--- ENTRIES SUPPLIED Enclosed Below ---

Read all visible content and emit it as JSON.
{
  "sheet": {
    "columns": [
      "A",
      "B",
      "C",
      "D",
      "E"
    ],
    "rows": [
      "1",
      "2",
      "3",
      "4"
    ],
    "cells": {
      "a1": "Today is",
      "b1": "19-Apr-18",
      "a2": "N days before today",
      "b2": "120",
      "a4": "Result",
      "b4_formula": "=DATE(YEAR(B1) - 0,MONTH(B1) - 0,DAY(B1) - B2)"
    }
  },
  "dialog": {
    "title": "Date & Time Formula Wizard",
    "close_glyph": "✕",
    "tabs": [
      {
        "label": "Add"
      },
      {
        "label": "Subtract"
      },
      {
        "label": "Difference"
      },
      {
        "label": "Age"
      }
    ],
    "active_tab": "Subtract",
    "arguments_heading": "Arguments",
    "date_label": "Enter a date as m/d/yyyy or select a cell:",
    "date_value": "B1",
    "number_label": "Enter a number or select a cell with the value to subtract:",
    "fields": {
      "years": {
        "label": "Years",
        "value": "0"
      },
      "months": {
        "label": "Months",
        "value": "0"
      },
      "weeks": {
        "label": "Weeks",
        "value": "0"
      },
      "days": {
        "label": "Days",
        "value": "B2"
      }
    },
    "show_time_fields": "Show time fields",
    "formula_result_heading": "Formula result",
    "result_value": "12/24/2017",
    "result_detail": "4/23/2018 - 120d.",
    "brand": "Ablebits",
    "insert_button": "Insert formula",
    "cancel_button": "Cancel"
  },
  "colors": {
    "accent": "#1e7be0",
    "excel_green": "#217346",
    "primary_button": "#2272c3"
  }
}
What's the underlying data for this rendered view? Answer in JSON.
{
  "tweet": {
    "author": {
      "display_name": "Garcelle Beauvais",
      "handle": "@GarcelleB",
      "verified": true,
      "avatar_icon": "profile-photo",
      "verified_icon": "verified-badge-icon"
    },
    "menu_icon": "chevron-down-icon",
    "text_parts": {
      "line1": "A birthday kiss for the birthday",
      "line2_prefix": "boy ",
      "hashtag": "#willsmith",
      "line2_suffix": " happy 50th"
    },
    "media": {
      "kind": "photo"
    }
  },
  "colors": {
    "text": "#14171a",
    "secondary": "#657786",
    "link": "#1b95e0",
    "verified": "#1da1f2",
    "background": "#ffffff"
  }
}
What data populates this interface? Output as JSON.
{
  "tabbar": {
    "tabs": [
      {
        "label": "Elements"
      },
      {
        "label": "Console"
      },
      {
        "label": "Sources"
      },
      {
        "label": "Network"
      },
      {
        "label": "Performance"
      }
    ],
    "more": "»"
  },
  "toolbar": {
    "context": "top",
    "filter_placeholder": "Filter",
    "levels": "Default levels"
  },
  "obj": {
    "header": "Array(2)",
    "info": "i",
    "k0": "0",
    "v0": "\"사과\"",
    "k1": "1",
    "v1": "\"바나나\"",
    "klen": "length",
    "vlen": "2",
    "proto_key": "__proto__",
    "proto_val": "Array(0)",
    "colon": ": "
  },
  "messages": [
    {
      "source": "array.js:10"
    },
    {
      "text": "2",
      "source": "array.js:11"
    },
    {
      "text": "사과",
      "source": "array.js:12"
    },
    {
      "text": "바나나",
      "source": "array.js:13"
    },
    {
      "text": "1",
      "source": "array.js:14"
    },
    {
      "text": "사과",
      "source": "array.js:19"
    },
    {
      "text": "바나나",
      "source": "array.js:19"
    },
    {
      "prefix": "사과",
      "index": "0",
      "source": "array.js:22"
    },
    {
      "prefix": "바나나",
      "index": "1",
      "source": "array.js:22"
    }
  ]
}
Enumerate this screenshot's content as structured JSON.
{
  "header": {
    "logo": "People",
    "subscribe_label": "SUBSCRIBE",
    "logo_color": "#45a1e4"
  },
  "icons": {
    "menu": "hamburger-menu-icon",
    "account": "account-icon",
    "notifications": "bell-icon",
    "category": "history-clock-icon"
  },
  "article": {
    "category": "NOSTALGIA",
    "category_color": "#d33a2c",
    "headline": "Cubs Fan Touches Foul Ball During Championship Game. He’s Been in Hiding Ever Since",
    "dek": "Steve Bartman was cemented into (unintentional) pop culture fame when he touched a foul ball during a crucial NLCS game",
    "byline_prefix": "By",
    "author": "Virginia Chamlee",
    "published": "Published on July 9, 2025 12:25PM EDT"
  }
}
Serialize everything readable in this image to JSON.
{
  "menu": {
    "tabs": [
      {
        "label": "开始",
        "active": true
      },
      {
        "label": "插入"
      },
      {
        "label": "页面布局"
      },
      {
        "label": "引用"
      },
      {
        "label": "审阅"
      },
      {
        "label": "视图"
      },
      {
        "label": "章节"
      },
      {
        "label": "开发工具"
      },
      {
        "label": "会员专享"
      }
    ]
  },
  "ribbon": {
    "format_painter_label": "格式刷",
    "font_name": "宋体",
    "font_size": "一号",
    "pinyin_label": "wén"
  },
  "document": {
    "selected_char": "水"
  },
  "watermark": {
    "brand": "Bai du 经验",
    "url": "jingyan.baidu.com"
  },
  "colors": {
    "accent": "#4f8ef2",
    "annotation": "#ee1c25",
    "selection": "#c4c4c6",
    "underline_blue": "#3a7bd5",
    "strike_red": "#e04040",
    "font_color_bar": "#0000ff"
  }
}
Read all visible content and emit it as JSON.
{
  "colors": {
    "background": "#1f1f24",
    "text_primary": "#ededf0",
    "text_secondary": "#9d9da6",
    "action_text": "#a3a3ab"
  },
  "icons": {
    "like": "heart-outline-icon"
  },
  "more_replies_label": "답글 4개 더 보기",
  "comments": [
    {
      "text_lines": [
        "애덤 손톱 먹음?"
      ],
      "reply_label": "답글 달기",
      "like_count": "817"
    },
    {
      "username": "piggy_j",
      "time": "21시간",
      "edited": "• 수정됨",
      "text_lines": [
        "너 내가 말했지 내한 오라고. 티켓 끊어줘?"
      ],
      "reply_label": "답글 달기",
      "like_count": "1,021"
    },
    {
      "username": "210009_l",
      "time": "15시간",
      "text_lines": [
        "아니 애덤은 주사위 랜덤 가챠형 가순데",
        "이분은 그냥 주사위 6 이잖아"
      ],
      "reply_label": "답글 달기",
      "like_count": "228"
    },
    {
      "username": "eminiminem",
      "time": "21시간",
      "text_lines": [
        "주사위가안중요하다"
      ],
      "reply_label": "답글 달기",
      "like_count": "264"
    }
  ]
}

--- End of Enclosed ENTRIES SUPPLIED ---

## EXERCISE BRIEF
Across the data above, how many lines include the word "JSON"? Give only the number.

## WRITTEN SOLUTION
6